═════ RECORD EXTRACTS
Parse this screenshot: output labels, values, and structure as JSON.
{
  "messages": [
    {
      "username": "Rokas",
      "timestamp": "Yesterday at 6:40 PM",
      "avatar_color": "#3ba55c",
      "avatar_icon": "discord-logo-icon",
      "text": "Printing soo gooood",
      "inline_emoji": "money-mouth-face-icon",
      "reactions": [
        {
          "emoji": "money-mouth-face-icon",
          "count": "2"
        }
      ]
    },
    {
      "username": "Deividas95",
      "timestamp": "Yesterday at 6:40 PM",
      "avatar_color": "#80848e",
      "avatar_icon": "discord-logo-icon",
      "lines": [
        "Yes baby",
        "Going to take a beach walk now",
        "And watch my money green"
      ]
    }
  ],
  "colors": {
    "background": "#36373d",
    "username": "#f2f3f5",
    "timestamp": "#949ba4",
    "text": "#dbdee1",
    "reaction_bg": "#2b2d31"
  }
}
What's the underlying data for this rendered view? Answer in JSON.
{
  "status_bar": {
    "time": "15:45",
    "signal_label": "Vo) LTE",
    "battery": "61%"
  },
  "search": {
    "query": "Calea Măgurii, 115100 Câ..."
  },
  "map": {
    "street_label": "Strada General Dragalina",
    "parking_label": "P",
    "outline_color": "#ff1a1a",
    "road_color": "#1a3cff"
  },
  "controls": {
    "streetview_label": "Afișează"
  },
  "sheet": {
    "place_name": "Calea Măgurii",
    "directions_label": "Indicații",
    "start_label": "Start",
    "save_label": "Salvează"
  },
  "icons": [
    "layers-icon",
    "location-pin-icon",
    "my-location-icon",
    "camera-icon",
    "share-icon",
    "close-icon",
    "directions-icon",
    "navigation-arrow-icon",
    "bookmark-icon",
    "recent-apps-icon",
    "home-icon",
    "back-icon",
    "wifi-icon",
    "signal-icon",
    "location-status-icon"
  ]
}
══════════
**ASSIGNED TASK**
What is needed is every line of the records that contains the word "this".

**ANSWER TO THE PROBLEM**
Parse this screenshot: output labels, values, and structure as JSON.
What's the underlying data for this rendered view? Answer in JSON.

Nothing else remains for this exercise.